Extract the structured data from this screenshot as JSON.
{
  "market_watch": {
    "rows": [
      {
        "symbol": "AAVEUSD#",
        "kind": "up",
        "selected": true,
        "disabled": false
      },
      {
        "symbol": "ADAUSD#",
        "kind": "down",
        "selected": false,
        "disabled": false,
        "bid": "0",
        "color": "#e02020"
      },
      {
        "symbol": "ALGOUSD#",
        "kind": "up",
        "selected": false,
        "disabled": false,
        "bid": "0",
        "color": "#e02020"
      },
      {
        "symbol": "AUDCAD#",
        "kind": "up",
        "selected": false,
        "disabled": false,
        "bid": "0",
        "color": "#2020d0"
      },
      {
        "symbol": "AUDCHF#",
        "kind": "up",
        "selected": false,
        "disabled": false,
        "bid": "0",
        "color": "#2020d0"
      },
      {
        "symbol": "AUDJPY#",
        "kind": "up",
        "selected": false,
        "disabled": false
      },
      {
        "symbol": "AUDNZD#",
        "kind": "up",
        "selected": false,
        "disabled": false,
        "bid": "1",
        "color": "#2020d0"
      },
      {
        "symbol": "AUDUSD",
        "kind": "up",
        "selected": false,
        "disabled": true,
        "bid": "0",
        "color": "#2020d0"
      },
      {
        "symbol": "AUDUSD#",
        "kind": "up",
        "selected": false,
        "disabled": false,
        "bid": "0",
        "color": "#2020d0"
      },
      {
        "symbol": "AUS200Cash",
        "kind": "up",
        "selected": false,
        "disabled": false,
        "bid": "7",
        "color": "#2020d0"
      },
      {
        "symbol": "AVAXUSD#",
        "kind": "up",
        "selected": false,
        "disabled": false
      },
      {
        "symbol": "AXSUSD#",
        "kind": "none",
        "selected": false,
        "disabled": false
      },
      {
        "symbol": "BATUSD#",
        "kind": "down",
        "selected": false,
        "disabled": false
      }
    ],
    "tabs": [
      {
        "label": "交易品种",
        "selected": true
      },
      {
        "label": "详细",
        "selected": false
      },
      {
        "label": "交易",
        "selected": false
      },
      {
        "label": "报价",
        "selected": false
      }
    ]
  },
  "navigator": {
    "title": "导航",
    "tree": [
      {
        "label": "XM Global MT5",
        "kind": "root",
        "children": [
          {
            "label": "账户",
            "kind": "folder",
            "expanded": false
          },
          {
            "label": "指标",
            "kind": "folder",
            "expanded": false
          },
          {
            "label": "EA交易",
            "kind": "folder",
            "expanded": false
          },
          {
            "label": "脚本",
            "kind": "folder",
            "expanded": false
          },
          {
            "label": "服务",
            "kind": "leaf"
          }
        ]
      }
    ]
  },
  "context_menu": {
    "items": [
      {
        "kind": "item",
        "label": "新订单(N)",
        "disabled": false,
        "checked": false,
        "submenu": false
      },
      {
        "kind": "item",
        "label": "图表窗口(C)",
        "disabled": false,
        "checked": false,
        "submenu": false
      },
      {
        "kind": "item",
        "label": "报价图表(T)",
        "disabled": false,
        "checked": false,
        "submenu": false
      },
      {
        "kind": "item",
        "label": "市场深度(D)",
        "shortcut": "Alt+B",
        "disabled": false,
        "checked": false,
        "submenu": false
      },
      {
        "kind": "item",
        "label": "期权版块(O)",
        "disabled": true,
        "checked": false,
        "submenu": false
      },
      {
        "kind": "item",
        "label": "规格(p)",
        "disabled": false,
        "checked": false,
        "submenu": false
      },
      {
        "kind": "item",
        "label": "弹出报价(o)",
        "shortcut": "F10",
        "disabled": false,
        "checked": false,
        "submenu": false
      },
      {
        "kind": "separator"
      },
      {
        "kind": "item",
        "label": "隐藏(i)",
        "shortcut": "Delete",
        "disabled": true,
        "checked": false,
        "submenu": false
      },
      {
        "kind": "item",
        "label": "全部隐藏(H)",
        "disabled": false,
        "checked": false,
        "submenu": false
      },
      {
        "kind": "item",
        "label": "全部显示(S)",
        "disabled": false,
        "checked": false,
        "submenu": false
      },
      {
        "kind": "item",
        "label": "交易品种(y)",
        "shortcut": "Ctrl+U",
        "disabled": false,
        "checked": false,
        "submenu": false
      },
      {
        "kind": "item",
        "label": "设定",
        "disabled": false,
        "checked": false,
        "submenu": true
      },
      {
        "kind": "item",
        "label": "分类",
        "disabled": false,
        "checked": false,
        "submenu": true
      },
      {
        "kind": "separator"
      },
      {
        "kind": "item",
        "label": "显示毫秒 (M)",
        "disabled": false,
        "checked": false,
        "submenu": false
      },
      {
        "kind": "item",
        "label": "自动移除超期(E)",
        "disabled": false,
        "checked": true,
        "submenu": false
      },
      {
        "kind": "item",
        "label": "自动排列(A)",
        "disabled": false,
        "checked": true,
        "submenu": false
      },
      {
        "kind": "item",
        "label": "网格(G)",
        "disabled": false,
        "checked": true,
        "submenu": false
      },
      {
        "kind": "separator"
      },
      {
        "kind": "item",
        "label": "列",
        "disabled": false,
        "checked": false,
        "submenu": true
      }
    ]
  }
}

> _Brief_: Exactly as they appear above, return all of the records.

> _Solution for this task_:
Extract the structured data from this screenshot as JSON.
{
  "market_watch": {
    "rows": [
      {
        "symbol": "AAVEUSD#",
        "kind": "up",
        "selected": true,
        "disabled": false
      },
      {
        "symbol": "ADAUSD#",
        "kind": "down",
        "selected": false,
        "disabled": false,
        "bid": "0",
        "color": "#e02020"
      },
      {
        "symbol": "ALGOUSD#",
        "kind": "up",
        "selected": false,
        "disabled": false,
        "bid": "0",
        "color": "#e02020"
      },
      {
        "symbol": "AUDCAD#",
        "kind": "up",
        "selected": false,
        "disabled": false,
        "bid": "0",
        "color": "#2020d0"
      },
      {
        "symbol": "AUDCHF#",
        "kind": "up",
        "selected": false,
        "disabled": false,
        "bid": "0",
        "color": "#2020d0"
      },
      {
        "symbol": "AUDJPY#",
        "kind": "up",
        "selected": false,
        "disabled": false
      },
      {
        "symbol": "AUDNZD#",
        "kind": "up",
        "selected": false,
        "disabled": false,
        "bid": "1",
        "color": "#2020d0"
      },
      {
        "symbol": "AUDUSD",
        "kind": "up",
        "selected": false,
        "disabled": true,
        "bid": "0",
        "color": "#2020d0"
      },
      {
        "symbol": "AUDUSD#",
        "kind": "up",
        "selected": false,
        "disabled": false,
        "bid": "0",
        "color": "#2020d0"
      },
      {
        "symbol": "AUS200Cash",
        "kind": "up",
        "selected": false,
        "disabled": false,
        "bid": "7",
        "color": "#2020d0"
      },
      {
        "symbol": "AVAXUSD#",
        "kind": "up",
        "selected": false,
        "disabled": false
      },
      {
        "symbol": "AXSUSD#",
        "kind": "none",
        "selected": false,
        "disabled": false
      },
      {
        "symbol": "BATUSD#",
        "kind": "down",
        "selected": false,
        "disabled": false
      }
    ],
    "tabs": [
      {
        "label": "交易品种",
        "selected": true
      },
      {
        "label": "详细",
        "selected": false
      },
      {
        "label": "交易",
        "selected": false
      },
      {
        "label": "报价",
        "selected": false
      }
    ]
  },
  "navigator": {
    "title": "导航",
    "tree": [
      {
        "label": "XM Global MT5",
        "kind": "root",
        "children": [
          {
            "label": "账户",
            "kind": "folder",
            "expanded": false
          },
          {
            "label": "指标",
            "kind": "folder",
            "expanded": false
          },
          {
            "label": "EA交易",
            "kind": "folder",
            "expanded": false
          },
          {
            "label": "脚本",
            "kind": "folder",
            "expanded": false
          },
          {
            "label": "服务",
            "kind": "leaf"
          }
        ]
      }
    ]
  },
  "context_menu": {
    "items": [
      {
        "kind": "item",
        "label": "新订单(N)",
        "disabled": false,
        "checked": false,
        "submenu": false
      },
      {
        "kind": "item",
        "label": "图表窗口(C)",
        "disabled": false,
        "checked": false,
        "submenu": false
      },
      {
        "kind": "item",
        "label": "报价图表(T)",
        "disabled": false,
        "checked": false,
        "submenu": false
      },
      {
        "kind": "item",
        "label": "市场深度(D)",
        "shortcut": "Alt+B",
        "disabled": false,
        "checked": false,
        "submenu": false
      },
      {
        "kind": "item",
        "label": "期权版块(O)",
        "disabled": true,
        "checked": false,
        "submenu": false
      },
      {
        "kind": "item",
        "label": "规格(p)",
        "disabled": false,
        "checked": false,
        "submenu": false
      },
      {
        "kind": "item",
        "label": "弹出报价(o)",
        "shortcut": "F10",
        "disabled": false,
        "checked": false,
        "submenu": false
      },
      {
        "kind": "separator"
      },
      {
        "kind": "item",
        "label": "隐藏(i)",
        "shortcut": "Delete",
        "disabled": true,
        "checked": false,
        "submenu": false
      },
      {
        "kind": "item",
        "label": "全部隐藏(H)",
        "disabled": false,
        "checked": false,
        "submenu": false
      },
      {
        "kind": "item",
        "label": "全部显示(S)",
        "disabled": false,
        "checked": false,
        "submenu": false
      },
      {
        "kind": "item",
        "label": "交易品种(y)",
        "shortcut": "Ctrl+U",
        "disabled": false,
        "checked": false,
        "submenu": false
      },
      {
        "kind": "item",
        "label": "设定",
        "disabled": false,
        "checked": false,
        "submenu": true
      },
      {
        "kind": "item",
        "label": "分类",
        "disabled": false,
        "checked": false,
        "submenu": true
      },
      {
        "kind": "separator"
      },
      {
        "kind": "item",
        "label": "显示毫秒 (M)",
        "disabled": false,
        "checked": false,
        "submenu": false
      },
      {
        "kind": "item",
        "label": "自动移除超期(E)",
        "disabled": false,
        "checked": true,
        "submenu": false
      },
      {
        "kind": "item",
        "label": "自动排列(A)",
        "disabled": false,
        "checked": true,
        "submenu": false
      },
      {
        "kind": "item",
        "label": "网格(G)",
        "disabled": false,
        "checked": true,
        "submenu": false
      },
      {
        "kind": "separator"
      },
      {
        "kind": "item",
        "label": "列",
        "disabled": false,
        "checked": false,
        "submenu": true
      }
    ]
  }
}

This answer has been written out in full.